NEW YORK — Aggressive asset management, capacity reductions and cost containment allowed Oxford Industries Inc. to report fourth-quarter earnings gains even as sales declined.
This story first appeared in the July 16, 2002 issue of WWD. Subscribe Today.
For the three months ended May 31, the Atlanta-based manufacturer posted a 7.1 percent increase in net income to $5.6 million, or 74 cents a diluted share. That compares with last year’s fourth-quarter profits of $5.3 million, or 70 cents.
Sales fell 11.2 percent to $191.7 million from $215.9 million a year ago.
“We began to see some tangible signs of improvement during the fourth quarter,” said president J. Hicks Lanier in a statement. “Although sales trailed last year, fourth-quarter sales and earnings came in well ahead of our expectations. Gross margins increased 300 basis points driven by significant improvements in sourcing and inventory management.”
By the fourth quarter’s end, Oxford established new joint manufacturing ventures in India and China and substantially completed the transition of its manufacturing support functions to outside of the U.S.
Overall, for the full fiscal year, the company reported net income fell by almost a third, dropping 31.1 percent to $10.6 million, or $1.40 a diluted share. That compares with previous year earnings of $15.3 million, or $2.05.
Led by declines in its women’s wear segment, full-year net sales fell 16.6 percent to $677.3 million from $812.5 million a year ago.

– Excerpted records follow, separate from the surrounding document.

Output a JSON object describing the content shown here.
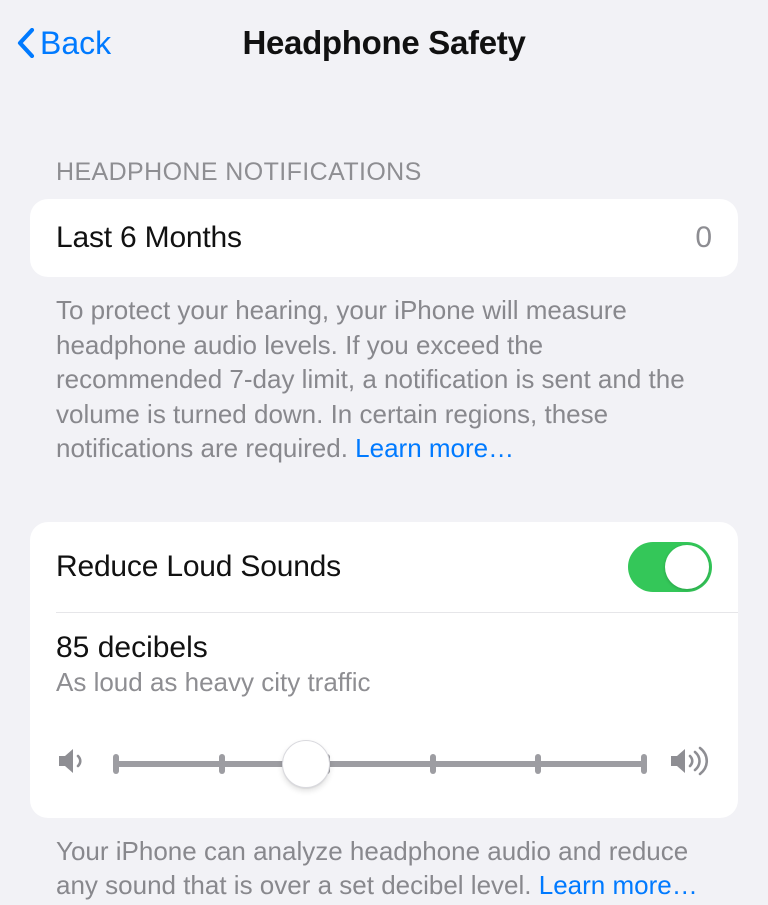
{
  "nav": {
    "back": "Back",
    "title": "Headphone Safety"
  },
  "notifications": {
    "header": "HEADPHONE NOTIFICATIONS",
    "row_label": "Last 6 Months",
    "row_value": "0",
    "footer": "To protect your hearing, your iPhone will measure headphone audio levels. If you exceed the recommended 7-day limit, a notification is sent and the volume is turned down. In certain regions, these notifications are required. ",
    "learn_more": "Learn more…"
  },
  "reduce": {
    "toggle_label": "Reduce Loud Sounds",
    "toggle_on": true,
    "decibel_title": "85 decibels",
    "decibel_sub": "As loud as heavy city traffic",
    "slider_value_percent": 36,
    "footer": "Your iPhone can analyze headphone audio and reduce any sound that is over a set decibel level. ",
    "learn_more": "Learn more…"
  }
}
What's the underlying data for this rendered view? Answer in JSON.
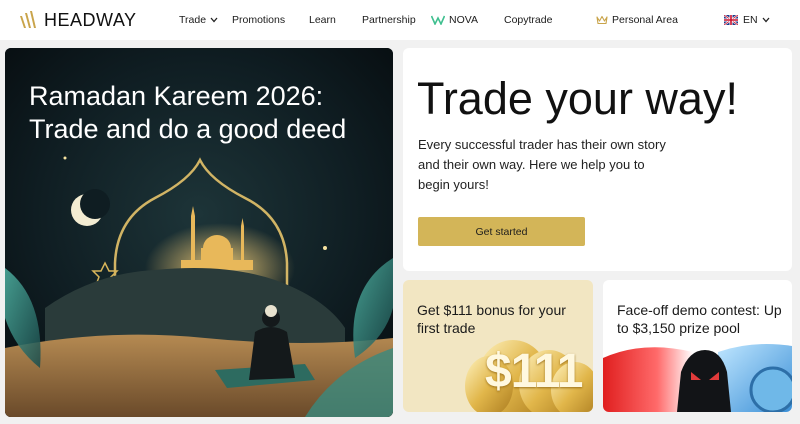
{
  "brand": {
    "name": "HEADWAY"
  },
  "nav": {
    "trade": "Trade",
    "promotions": "Promotions",
    "learn": "Learn",
    "partnership": "Partnership",
    "nova": "NOVA",
    "copytrade": "Copytrade",
    "personal_area": "Personal Area",
    "language": "EN"
  },
  "hero": {
    "title": "Ramadan Kareem 2026: Trade and do a good deed"
  },
  "main_card": {
    "headline": "Trade your way!",
    "subtext": "Every successful trader has their own story and their own way. Here we help you to begin yours!",
    "cta": "Get started"
  },
  "promos": {
    "bonus": {
      "title": "Get $111 bonus for your first trade",
      "coin_text": "$111"
    },
    "contest": {
      "title": "Face-off demo contest: Up to $3,150 prize pool"
    }
  },
  "colors": {
    "accent_gold": "#d3b558",
    "nova_green": "#3fbf8f",
    "background": "#f1f1f1"
  },
  "icons": {
    "logo": "headway-logo-mark",
    "trade_dropdown": "chevron-down-icon",
    "nova": "nova-logo-icon",
    "personal_area": "crown-icon",
    "language_flag": "uk-flag-icon",
    "language_dropdown": "chevron-down-icon"
  }
}
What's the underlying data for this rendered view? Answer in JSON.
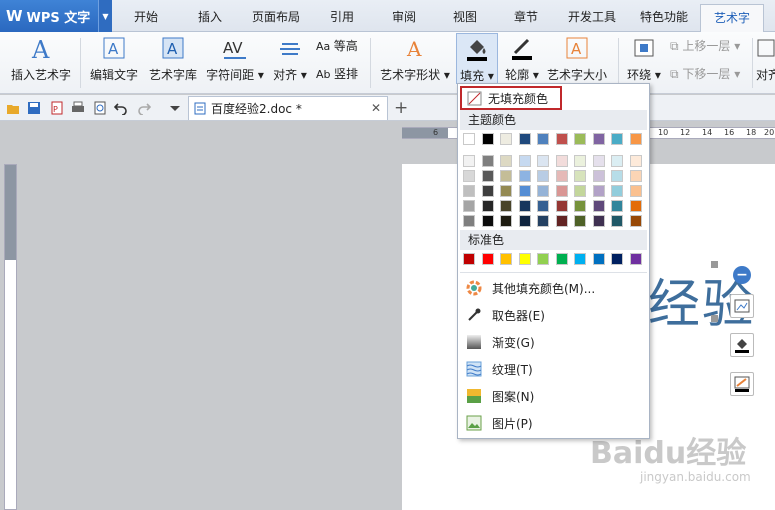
{
  "app": {
    "name": "WPS 文字"
  },
  "tabs": [
    "开始",
    "插入",
    "页面布局",
    "引用",
    "审阅",
    "视图",
    "章节",
    "开发工具",
    "特色功能",
    "艺术字"
  ],
  "ribbon": {
    "insert_art": "插入艺术字",
    "edit_text": "编辑文字",
    "art_library": "艺术字库",
    "char_spacing": "字符间距",
    "align": "对齐",
    "equal_height": "等高",
    "vertical": "竖排",
    "art_shape": "艺术字形状",
    "fill": "填充",
    "outline": "轮廓",
    "art_size": "艺术字大小",
    "wrap": "环绕",
    "move_up": "上移一层",
    "move_down": "下移一层",
    "align_right": "对齐"
  },
  "document": {
    "tab_title": "百度经验2.doc *",
    "art_text": "经验"
  },
  "ruler": {
    "h_ticks": [
      "6",
      "10",
      "12",
      "14",
      "16",
      "18",
      "20"
    ]
  },
  "dropdown": {
    "no_fill": "无填充颜色",
    "theme_colors_title": "主题颜色",
    "standard_colors_title": "标准色",
    "theme_top": [
      "#ffffff",
      "#000000",
      "#eeece1",
      "#1f497d",
      "#4f81bd",
      "#c0504d",
      "#9bbb59",
      "#8064a2",
      "#4bacc6",
      "#f79646"
    ],
    "theme_shades": [
      [
        "#f2f2f2",
        "#7f7f7f",
        "#ddd9c3",
        "#c6d9f0",
        "#dbe5f1",
        "#f2dcdb",
        "#ebf1dd",
        "#e5e0ec",
        "#dbeef3",
        "#fdeada"
      ],
      [
        "#d8d8d8",
        "#595959",
        "#c4bd97",
        "#8db3e2",
        "#b8cce4",
        "#e5b9b7",
        "#d7e3bc",
        "#ccc1d9",
        "#b7dde8",
        "#fbd5b5"
      ],
      [
        "#bfbfbf",
        "#3f3f3f",
        "#938953",
        "#548dd4",
        "#95b3d7",
        "#d99694",
        "#c3d69b",
        "#b2a2c7",
        "#92cddc",
        "#fac08f"
      ],
      [
        "#a5a5a5",
        "#262626",
        "#494429",
        "#17365d",
        "#366092",
        "#953734",
        "#76923c",
        "#5f497a",
        "#31859b",
        "#e36c09"
      ],
      [
        "#7f7f7f",
        "#0c0c0c",
        "#1d1b10",
        "#0f243e",
        "#244061",
        "#632423",
        "#4f6128",
        "#3f3151",
        "#205867",
        "#974806"
      ]
    ],
    "standard": [
      "#c00000",
      "#ff0000",
      "#ffc000",
      "#ffff00",
      "#92d050",
      "#00b050",
      "#00b0f0",
      "#0070c0",
      "#002060",
      "#7030a0"
    ],
    "items": [
      "其他填充颜色(M)...",
      "取色器(E)",
      "渐变(G)",
      "纹理(T)",
      "图案(N)",
      "图片(P)"
    ]
  },
  "watermark": {
    "brand": "Baidu经验",
    "url": "jingyan.baidu.com"
  }
}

By unit, the Womenswear Group’s sales last year decreased 19 percent to $253.7 million from $313 million. The below-plan performance of the group was due mainly to lower-than-expected replenishment buying and fewer shipments to a major mass merchant retailer. Additionally, the Kmart bankruptcy had a “significant impact” on the unit’s performance. Overall, operating earnings in the women’s apparel unit plunged 39 percent to $9.5 million from $15.5 million in the prior fiscal year.
Lanier Clothes’ sales decreased 13 percent to $153.1 million from $175.1 million last year. The Oxford Slacks unit posted a 22 percent sales decline to $80.7 million. At the Oxford Shirt Group, a sales slide of 14 percent, to $189.4 million, was caused by decreased demand from the specialty and department store channels, as well as the discontinuation of the DKNY Kids business. However, the segment’s operating income did swing to a profit of $700,000 compared to last year’s loss of $1.4 million.